The Scottish Government wants to deliver at least 40% representation of women on public boards.

In a letter to UK Women and Equalities Minister Nicky Morgan seeking the necessary transfer of powers, Scottish Equalities Minister Shona Robison said Holyrood should be allowed to “take definitive positive action that will lead to meaningful change in boardrooms”.

Ms Robison added: “It matters to us that our public authorities are properly reflective of the communities they serve and are exemplars of good practice.

“It is apparent that a number of factors impact on the gender balance of boards, including unconscious bias and indirect discrimination.

“We acknowledge that efforts have been made over a number of years to address these issues.

“However, despite these efforts the statistics show that inequality stubbornly persists on some of our boards and in the majority of chair appointments today.

“The present composition of the majority of our boards does not reflect the proportion of women in Scotland’s population, or the fact that women comprise the majority of graduates.

“It does not reflect the considerable contribution which women make to the economy and to society.

“We feel it is time to take definitive positive action that will lead to meaningful change in our institutions and to finally redressing the imbalance through the introduction of legislative steps to ensure gender diversity on our public boards.”

Scottish Women’s Employment Minister Angela Constance said yesterday the SNP administration was “determined that women in Scotland should have every opportunity to contribute fully to the success of our businesses, our public and third sector organisations and to our economy.”

Ms Constance added: “We want to see women better represented at the highest levels of public authorities.

“That stronger female voice will help challenge persistent inequality.

“We have already said that in an independent Scotland we would take action, backed by legislation if necessary, to ensure at least 40% of places on boards were occupied by women.

“We know there is support for this activity across the political spectrum here in Scotland, and we want to harness that support and expertise around the appointments process to ensure our outcome of gender diverse boards made up of the highest calibre of men and women, is realised.

“With full powers, such legislation to address blatant inequalities would be at our hands.

“Where we can take action more quickly we will.

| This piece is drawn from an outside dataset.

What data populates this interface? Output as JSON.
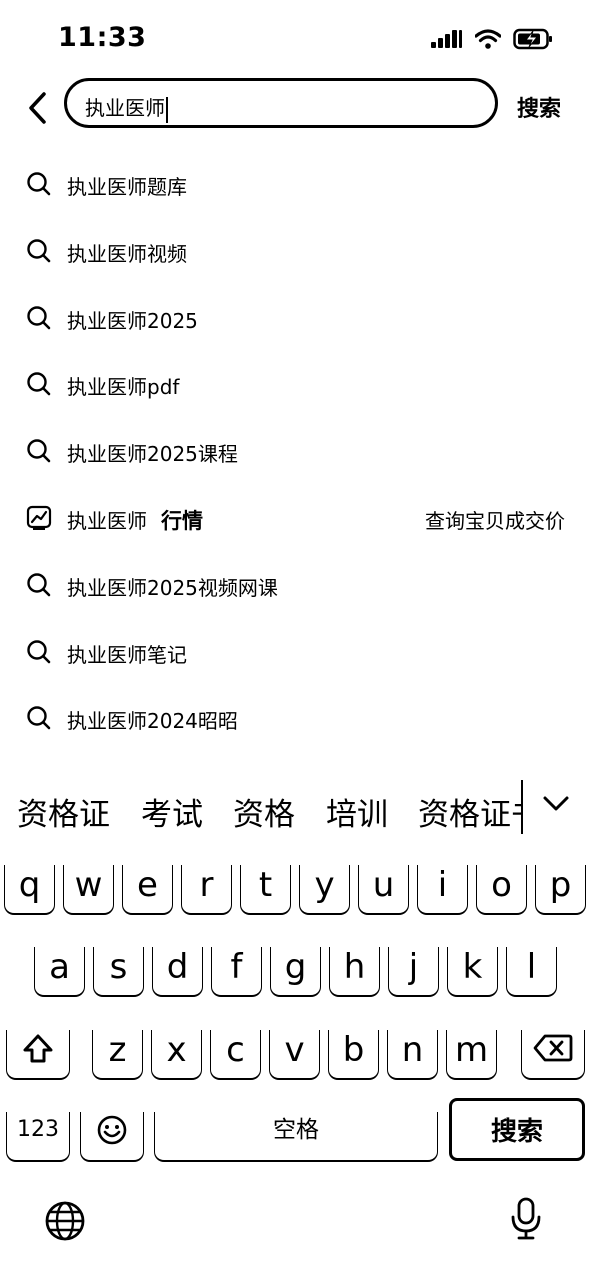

That is why we have again written to the UK Government.

“We do not wish any further delay to our progress towards gender equality.

“With co-operation on this matter, we can make the earliest progress through a section 30 Order which would transfer the necessary legislative competence to the Scottish Parliament.”

Meanwhile, Ms Constance has pledged to take early action to tackle pay inequality in an independent Scotland.

She told parliament yesterday the first task would be to review international best practice and set out proposals for gender pay audits.

This would make a big difference to the lives of women working across the public and private sectors – and support economic growth, she said.

Already a subscriber? Sign in